### Input data
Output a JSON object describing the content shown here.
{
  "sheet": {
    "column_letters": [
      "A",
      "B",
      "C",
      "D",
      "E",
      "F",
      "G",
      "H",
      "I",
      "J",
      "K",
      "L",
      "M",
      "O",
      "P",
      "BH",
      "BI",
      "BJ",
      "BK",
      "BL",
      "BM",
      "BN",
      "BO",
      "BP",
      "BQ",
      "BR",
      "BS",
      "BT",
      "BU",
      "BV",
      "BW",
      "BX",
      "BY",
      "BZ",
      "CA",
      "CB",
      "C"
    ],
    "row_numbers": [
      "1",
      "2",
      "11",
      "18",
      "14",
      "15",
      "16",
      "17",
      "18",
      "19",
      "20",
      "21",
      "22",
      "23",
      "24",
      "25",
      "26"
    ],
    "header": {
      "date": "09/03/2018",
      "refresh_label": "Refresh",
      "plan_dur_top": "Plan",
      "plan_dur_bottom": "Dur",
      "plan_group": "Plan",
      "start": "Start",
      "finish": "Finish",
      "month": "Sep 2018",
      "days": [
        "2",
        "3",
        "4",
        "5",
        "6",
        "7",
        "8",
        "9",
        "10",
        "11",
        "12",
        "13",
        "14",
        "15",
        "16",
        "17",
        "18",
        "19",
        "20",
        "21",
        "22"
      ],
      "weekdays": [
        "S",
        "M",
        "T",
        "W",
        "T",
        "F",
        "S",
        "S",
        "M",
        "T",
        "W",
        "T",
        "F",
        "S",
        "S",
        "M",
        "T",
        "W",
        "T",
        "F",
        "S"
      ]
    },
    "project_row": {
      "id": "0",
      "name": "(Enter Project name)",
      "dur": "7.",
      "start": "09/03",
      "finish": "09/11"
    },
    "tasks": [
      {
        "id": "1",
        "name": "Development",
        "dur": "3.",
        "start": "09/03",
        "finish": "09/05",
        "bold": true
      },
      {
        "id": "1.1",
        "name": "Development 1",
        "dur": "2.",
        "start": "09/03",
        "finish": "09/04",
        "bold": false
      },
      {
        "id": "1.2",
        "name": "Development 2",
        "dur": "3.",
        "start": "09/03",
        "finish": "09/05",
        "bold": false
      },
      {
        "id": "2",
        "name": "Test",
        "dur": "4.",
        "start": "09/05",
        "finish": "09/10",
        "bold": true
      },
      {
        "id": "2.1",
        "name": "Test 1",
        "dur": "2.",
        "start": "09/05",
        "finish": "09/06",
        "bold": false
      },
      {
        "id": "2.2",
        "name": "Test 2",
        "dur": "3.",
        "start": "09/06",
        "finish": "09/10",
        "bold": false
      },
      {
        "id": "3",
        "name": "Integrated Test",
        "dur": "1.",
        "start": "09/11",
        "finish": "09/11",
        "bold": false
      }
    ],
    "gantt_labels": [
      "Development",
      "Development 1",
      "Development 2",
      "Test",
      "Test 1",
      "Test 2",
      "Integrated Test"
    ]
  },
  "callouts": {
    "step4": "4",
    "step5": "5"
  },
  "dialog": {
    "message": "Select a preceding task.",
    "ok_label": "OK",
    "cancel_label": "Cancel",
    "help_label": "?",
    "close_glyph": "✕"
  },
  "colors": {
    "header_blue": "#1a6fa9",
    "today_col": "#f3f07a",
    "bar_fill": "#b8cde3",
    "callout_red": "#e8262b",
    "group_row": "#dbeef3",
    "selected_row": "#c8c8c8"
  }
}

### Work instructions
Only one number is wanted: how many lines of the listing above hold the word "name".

### Solved problem
8